Researchers implanted pacemaker electrodes into the medial forebrain bundle of patients suffering from major depression and performed deep brain stimulation. In a matter of days, in six out of seven patients, symptoms such as anxiety, despondence, listlessness and joylessness had improved considerably.
Infants at 7 months of age who go on to develop autism are slower to reorient their gaze and attention from one object to another when compared to 7-month-olds who do not develop autism, and this behavioral pattern is in part explained by atypical brain circuits.
Buphenyl (sodium phenylbutyrate), a medication approved for the treatment of hyperammonemia, could help prevent the progression of Alzheimer's disease, a new study finds.
A new study identifies a potential treatment window of several years for plaques in the brain considered to cause memory loss in diseases such as Alzheimer's.
Researchers find that, compared with neurotypical children, those with autism have multiple redundant connections between neighboring brain areas at the expense of long-distance links.
Researchers discover a three molecule complex could be a target for treating Huntington's Disease, a genetic and currently incurable brain disease which causes movement disorders and dementia.
Using a sugar-coated scaffold, researchers move closer to unlocking the therapeutic use of stem cells to treat a wide range of diseases from Alzheimer's to diabetes.
A new study discovers molecular pathways that could lead to new targeted therapies which may potentially treat Glioblastoma, the most common and lethal form of brain cancer in adults.
Scientists have identified several genes linked to human neurological disorders, such as Alzheimer’s disease, Parkinson’s disease and spinal cord injury, in the sea lamprey.

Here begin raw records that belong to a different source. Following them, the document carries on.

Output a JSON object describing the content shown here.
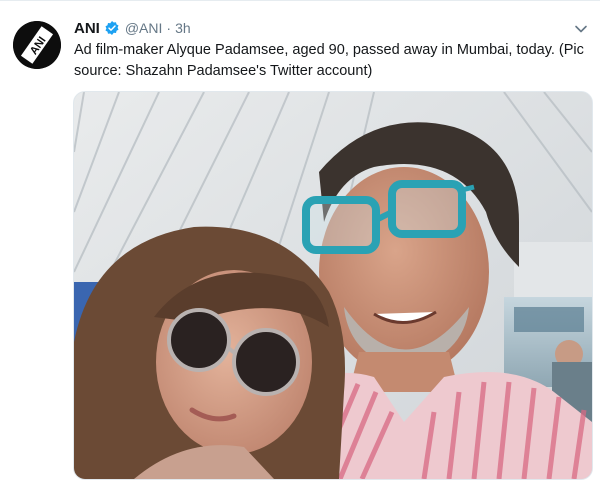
{
  "tweet": {
    "author_name": "ANI",
    "handle": "@ANI",
    "separator": "·",
    "time": "3h",
    "verified_icon": "verified-badge-icon",
    "avatar_logo_text": "ANI",
    "text": "Ad film-maker Alyque Padamsee, aged 90, passed away in Mumbai, today. (Pic source: Shazahn Padamsee's Twitter account)",
    "menu_icon": "chevron-down-icon",
    "media_alt": "Selfie of a woman in round sunglasses and an older man with blue glasses on an aircraft"
  },
  "colors": {
    "verified": "#1da1f2",
    "text": "#14171a",
    "muted": "#657786"
  }
}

The lamprey has large, identified neurons in its brain and spinal cord, making it an excellent model to study regeneration at the single cell-level.